Advanced Micro Devices said at Computex Taipei 2010 that the company had initiated sampling process of its code-named Ontario chips that contain both x86 general-purpose cores along with graphics processing engine on the same piece of silicon. Besides, the company said that the Ontario chips will be launched in the first half of 2011, which is slightly sooner than originally anticipated.
“Ontario is a part of Brazos platform. Just like Llano, we are sampling it to customers today. We are demoing it at Computex [behind the closed doors]. Expect this product to launch in the first half of 2011,” said Rick Bergman, senior vice president and general manager of AMD products group, during AMD’s press conference at the trade-show.
AMD Ontario features up to two x86 cores based on Bobcat micro-architecture, integrated DirectX 11-class graphics core and DDR3 memory controller.

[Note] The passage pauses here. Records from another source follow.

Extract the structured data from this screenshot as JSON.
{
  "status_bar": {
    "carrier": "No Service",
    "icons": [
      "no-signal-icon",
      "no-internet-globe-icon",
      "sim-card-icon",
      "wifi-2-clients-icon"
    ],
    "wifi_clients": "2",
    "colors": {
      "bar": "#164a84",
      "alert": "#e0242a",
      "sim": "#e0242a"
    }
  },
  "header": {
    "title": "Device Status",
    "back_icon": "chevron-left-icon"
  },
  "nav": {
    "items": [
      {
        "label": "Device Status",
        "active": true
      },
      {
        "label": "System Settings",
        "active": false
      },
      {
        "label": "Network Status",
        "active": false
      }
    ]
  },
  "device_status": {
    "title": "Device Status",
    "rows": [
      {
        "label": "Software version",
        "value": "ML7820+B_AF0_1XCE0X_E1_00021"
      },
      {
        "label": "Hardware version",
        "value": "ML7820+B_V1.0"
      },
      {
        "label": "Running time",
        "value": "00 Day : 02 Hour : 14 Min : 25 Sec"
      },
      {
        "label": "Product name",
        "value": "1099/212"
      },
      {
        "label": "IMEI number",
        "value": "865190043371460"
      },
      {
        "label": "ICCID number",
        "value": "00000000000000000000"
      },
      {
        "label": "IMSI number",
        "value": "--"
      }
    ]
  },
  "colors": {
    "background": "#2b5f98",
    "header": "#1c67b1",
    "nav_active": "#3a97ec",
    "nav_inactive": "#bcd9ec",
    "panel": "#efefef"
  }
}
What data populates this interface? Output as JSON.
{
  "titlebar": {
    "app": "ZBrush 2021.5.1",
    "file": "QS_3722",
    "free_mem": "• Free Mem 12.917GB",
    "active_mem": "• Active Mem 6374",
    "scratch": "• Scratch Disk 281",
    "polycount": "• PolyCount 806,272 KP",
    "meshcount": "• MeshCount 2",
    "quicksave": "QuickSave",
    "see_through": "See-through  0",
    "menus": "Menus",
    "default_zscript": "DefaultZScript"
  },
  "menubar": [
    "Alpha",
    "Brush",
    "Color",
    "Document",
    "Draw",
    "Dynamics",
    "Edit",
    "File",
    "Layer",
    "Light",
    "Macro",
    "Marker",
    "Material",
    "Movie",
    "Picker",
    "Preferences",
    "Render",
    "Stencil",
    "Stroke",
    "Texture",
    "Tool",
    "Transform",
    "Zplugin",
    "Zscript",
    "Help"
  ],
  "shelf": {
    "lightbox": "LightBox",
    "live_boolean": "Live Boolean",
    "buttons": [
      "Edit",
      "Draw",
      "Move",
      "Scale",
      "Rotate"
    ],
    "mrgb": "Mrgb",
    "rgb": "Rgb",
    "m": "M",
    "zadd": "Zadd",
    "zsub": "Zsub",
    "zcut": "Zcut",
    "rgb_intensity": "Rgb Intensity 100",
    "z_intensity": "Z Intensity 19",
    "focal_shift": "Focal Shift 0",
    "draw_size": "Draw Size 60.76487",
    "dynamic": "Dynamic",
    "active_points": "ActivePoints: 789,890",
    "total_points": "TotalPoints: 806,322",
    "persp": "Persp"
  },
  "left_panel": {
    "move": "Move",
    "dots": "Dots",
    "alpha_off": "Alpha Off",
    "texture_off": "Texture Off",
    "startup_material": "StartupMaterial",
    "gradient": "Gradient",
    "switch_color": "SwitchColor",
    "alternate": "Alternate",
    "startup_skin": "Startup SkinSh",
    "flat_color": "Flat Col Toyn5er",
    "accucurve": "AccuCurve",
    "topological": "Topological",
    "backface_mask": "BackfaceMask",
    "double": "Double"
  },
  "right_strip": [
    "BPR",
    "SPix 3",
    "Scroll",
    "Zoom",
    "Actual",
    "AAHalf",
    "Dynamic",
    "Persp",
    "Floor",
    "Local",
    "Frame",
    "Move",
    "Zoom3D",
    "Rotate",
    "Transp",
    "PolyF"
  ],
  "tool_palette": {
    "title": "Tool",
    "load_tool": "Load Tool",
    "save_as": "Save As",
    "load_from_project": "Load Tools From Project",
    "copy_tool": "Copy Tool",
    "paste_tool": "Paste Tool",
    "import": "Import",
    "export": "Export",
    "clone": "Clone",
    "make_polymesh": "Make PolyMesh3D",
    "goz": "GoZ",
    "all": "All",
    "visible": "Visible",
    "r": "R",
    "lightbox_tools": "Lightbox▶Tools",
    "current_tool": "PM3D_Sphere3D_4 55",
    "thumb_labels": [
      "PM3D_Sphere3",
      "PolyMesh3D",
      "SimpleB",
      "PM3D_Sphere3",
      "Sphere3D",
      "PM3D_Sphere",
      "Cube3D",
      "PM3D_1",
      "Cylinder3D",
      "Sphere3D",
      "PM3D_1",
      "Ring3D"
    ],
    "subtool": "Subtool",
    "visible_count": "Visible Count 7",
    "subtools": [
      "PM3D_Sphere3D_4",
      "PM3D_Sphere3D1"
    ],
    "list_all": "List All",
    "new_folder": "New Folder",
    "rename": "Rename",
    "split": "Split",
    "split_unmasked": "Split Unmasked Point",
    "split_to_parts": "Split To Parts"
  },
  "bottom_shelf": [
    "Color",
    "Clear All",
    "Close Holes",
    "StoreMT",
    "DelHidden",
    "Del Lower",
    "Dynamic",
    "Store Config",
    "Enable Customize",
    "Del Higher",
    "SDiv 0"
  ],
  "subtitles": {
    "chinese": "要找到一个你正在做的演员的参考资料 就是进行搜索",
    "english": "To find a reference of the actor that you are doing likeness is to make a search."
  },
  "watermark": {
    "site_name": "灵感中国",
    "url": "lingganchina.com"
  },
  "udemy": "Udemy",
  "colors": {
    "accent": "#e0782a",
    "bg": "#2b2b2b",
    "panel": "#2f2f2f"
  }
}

The Ontario accelerated processing unit (APU) will be made using bulk 40nm process technology and will feature monolithic design.
As reported previously, the Bobcat micro-architecture features x86-64, virtualization, SSE, SSE2, SSE3 technologies and will be single-threaded with out-of-order execution. The actual Ontario microprocessor, which is a dual-core chip, will be able to offer 90% of today’s “mainstream performance” in less than half of die area, according to the chip designer. AMD claims that Bobcat-based products are sub-1W capable, hence, such chips will be able to address products in various form-factors, including slate-type PCs. AMD also says that AMD Ontario solutions are single-chip products.